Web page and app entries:
BEGIN

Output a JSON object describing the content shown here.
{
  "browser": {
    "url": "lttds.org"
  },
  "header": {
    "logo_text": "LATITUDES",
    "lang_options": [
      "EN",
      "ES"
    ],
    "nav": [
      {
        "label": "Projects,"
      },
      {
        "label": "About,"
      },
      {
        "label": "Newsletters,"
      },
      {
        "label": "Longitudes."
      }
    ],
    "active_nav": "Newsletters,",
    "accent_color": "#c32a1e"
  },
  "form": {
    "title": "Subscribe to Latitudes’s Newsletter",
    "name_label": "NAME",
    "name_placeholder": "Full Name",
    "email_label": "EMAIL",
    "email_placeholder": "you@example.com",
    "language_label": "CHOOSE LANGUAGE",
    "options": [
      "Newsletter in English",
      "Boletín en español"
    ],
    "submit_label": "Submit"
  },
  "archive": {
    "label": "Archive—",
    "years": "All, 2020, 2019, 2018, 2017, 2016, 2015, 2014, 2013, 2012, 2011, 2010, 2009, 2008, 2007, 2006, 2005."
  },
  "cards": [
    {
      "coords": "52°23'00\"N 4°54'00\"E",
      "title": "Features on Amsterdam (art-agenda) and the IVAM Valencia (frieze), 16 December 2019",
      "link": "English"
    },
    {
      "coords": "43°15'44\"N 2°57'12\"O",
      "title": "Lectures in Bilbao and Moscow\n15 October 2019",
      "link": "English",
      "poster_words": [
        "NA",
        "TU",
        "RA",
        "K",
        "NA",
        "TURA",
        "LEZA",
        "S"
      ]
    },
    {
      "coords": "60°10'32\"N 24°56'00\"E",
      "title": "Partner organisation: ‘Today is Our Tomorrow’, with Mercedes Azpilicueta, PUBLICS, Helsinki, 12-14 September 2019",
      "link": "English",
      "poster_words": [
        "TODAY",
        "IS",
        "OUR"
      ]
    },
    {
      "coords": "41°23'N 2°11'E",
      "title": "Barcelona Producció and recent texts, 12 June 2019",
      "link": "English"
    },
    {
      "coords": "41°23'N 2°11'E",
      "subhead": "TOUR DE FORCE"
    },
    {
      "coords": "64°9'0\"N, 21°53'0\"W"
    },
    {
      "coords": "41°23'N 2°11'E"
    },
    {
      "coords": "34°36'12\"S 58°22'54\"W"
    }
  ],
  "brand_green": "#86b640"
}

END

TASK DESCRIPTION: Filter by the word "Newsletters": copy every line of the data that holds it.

SOLVED EXERCISE:
        "label": "Newsletters,"
    "active_nav": "Newsletters,",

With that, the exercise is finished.